A severability clause creates a presumption that Congress intended the valid portion of the statute to remain in force when one part is found to be invalid. Carter v. Carter Coal Co., 298 U.S. 238, 312 (1936); Champlin Refining Co. v. Corporation Comm'n of Oklahoma, 286 U.S. 210, 235 [462 U.S. 919, 1014] (1932). A severability clause does not, however, conclusively resolve the issue. "[T]he determination, in the end, is reached by" asking "[w]hat was the intent of the lawmakers," Carter, supra, at 312, and "will rarely turn on the presence or absence of such a clause." United States v. Jackson, 390 U.S. 570, 585 , n. 27 (1968). Because I believe that Congress did not intend the one-House veto provision of 244(c)(2) to be severable, I dissent.
Section 244(c)(2) is an exception to the general rule that an alien's deportation shall be suspended when the Attorney General finds that statutory criteria are met. It is severable only if Congress would have intended to permit the Attorney General to suspend deportations without it. This Court has held several times over the years that exceptions such as this are not severable because
The Court finds that the legislative history of 244 shows that Congress intended 244(c)(2) to be severable because Congress wanted to relieve itself of the burden of private bills. But the history elucidated by the Court shows that Congress was unwilling to give the Executive Branch permission to suspend deportation on its own. Over the years, Congress consistently rejected requests from the Executive for complete discretion in this area. Congress always insisted on retaining ultimate control, whether by concurrent resolution, as in the 1948 Act, or by one-House veto, as in the present Act. Congress has never indicated that it would be willing to permit suspensions of deportation unless it could retain some sort of veto. [462 U.S. 919, 1016]
It is doubtless true that Congress has the power to provide for suspensions of deportation without a one-House veto. But the Court has failed to identify any evidence that Congress intended to exercise that power. On the contrary, Congress' continued insistence on retaining control of the suspension process indicates that it has never been disposed to give the Executive Branch a free hand.
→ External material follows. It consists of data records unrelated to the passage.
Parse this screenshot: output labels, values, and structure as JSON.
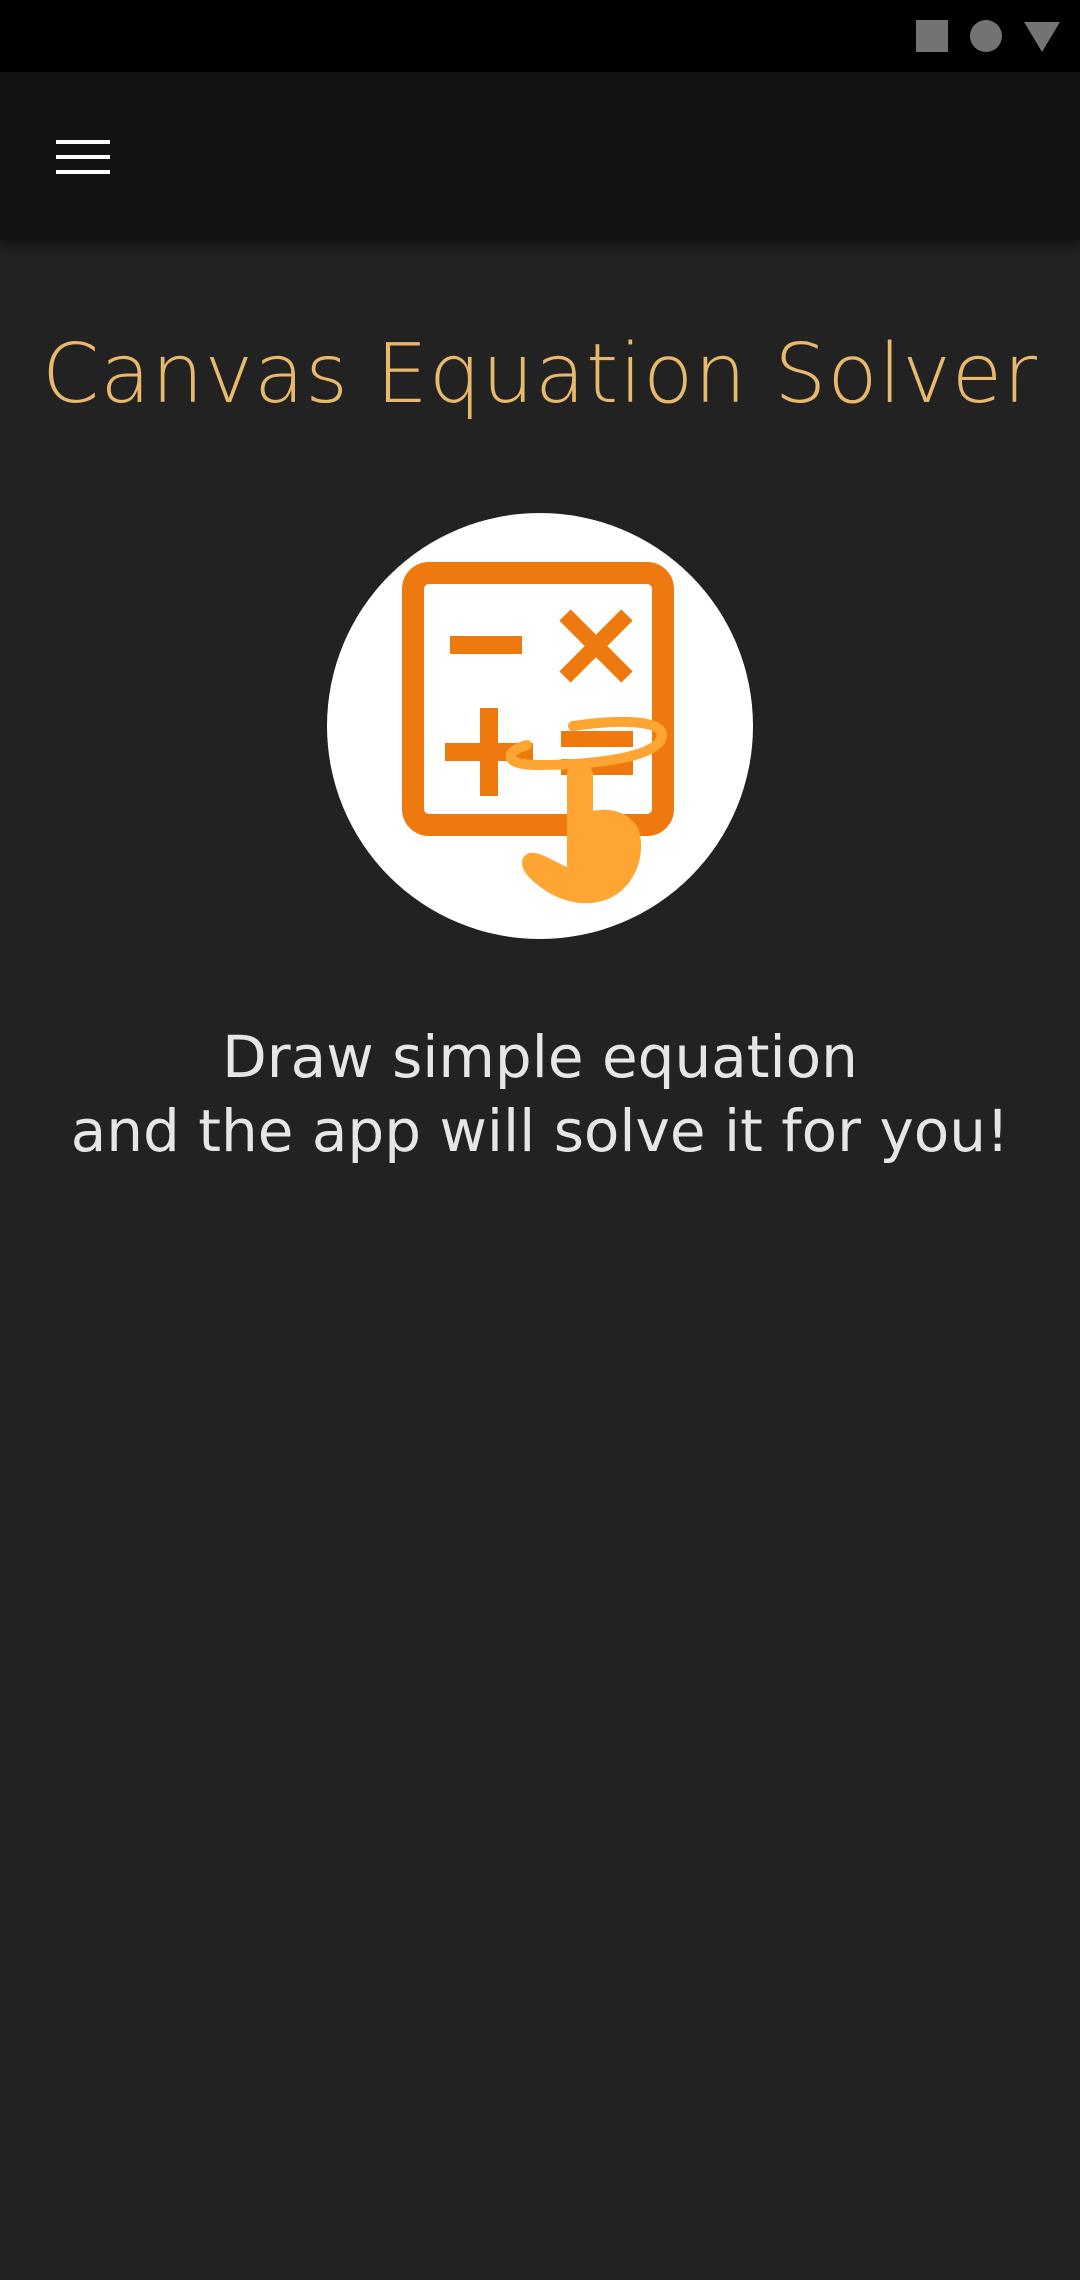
{
  "status_bar": {
    "icons": [
      "square-icon",
      "circle-icon",
      "triangle-icon"
    ],
    "icon_color": "#737373"
  },
  "app_bar": {
    "menu_icon": "hamburger-menu-icon"
  },
  "main": {
    "title": "Canvas Equation Solver",
    "title_color": "#E8B86C",
    "logo": {
      "icon": "calculator-hand-drawing-icon",
      "primary_color": "#EE7A0F",
      "secondary_color": "#FFA533"
    },
    "tagline_line1": "Draw simple equation",
    "tagline_line2": "and the app will solve it for you!"
  }
}
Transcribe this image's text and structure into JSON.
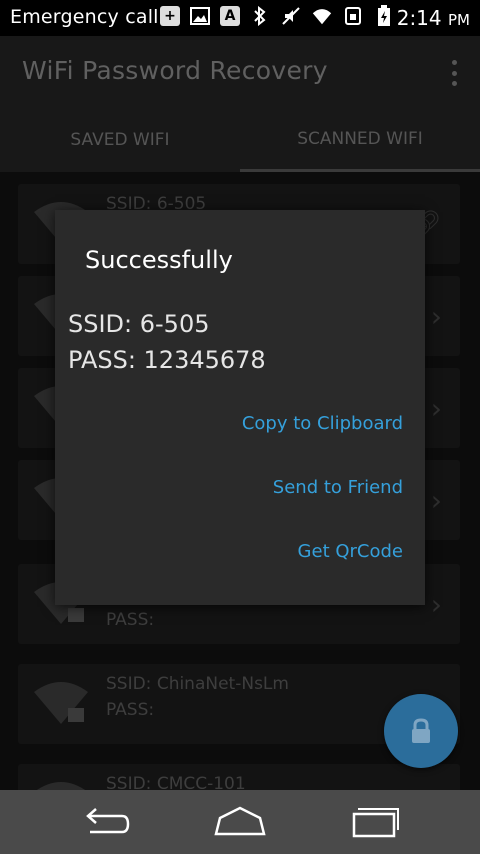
{
  "statusbar": {
    "left_text": "Emergency call...",
    "a_badge": "A",
    "time": "2:14",
    "ampm": "PM"
  },
  "app": {
    "title": "WiFi Password Recovery"
  },
  "tabs": [
    {
      "label": "SAVED WIFI"
    },
    {
      "label": "SCANNED WIFI"
    }
  ],
  "cards": [
    {
      "ssid": "SSID: 6-505",
      "pass": ""
    },
    {
      "ssid": "",
      "pass": ""
    },
    {
      "ssid": "",
      "pass": ""
    },
    {
      "ssid": "",
      "pass": ""
    },
    {
      "ssid": "",
      "pass": "PASS:"
    },
    {
      "ssid": "SSID: ChinaNet-NsLm",
      "pass": "PASS:"
    },
    {
      "ssid": "SSID: CMCC-101",
      "pass": ""
    }
  ],
  "dialog": {
    "title": "Successfully",
    "ssid_line": "SSID: 6-505",
    "pass_line": "PASS:  12345678",
    "buttons": {
      "copy": "Copy to Clipboard",
      "send": "Send to Friend",
      "qrcode": "Get QrCode"
    }
  },
  "colors": {
    "accent": "#35a0db",
    "fab": "#2b6d9b",
    "dialog_bg": "#2a2a2a"
  },
  "icons": {
    "fab": "lock-icon",
    "nav_back": "back-icon",
    "nav_home": "home-icon",
    "nav_recent": "recent-apps-icon"
  }
}
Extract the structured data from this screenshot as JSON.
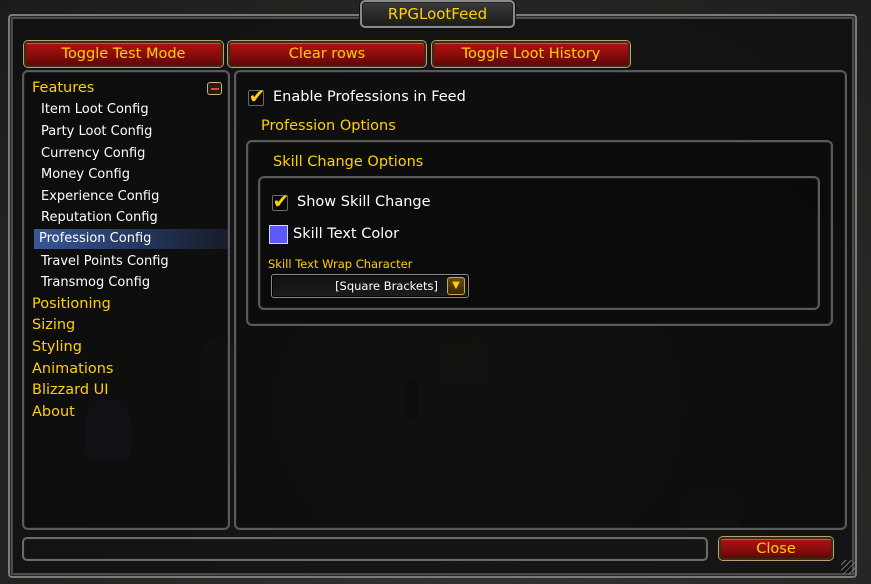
{
  "window": {
    "title": "RPGLootFeed"
  },
  "toolbar": {
    "toggle_test_mode": "Toggle Test Mode",
    "clear_rows": "Clear rows",
    "toggle_loot_history": "Toggle Loot History"
  },
  "sidebar": {
    "features_label": "Features",
    "features_items": [
      "Item Loot Config",
      "Party Loot Config",
      "Currency Config",
      "Money Config",
      "Experience Config",
      "Reputation Config",
      "Profession Config",
      "Travel Points Config",
      "Transmog Config"
    ],
    "selected_item": "Profession Config",
    "categories": [
      "Positioning",
      "Sizing",
      "Styling",
      "Animations",
      "Blizzard UI",
      "About"
    ]
  },
  "main": {
    "enable_professions": {
      "label": "Enable Professions in Feed",
      "checked": true
    },
    "profession_options_heading": "Profession Options",
    "skill_change_options_heading": "Skill Change Options",
    "show_skill_change": {
      "label": "Show Skill Change",
      "checked": true
    },
    "skill_text_color": {
      "label": "Skill Text Color",
      "color": "#5a5aff"
    },
    "wrap_character": {
      "label": "Skill Text Wrap Character",
      "value": "[Square Brackets]"
    }
  },
  "footer": {
    "close_label": "Close"
  },
  "colors": {
    "gold": "#ffd100",
    "button_red": "#9a0e0e",
    "selection_blue": "#466ec8"
  }
}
By severing 244(c)(2) the Court has "`confounded'" Congress' "`intention'" to permit suspensions of deportation "`with their power to carry that intention into effect.'" Davis, supra, at 484, quoting State ex rel. McNeal v. Dombaugh, 20 Ohio St. 167, 174 (1870).
Because I do not believe that 244(c)(2) is severable, I would reverse the judgment of the Court of Appeals. [462 U.S. 919, 1017]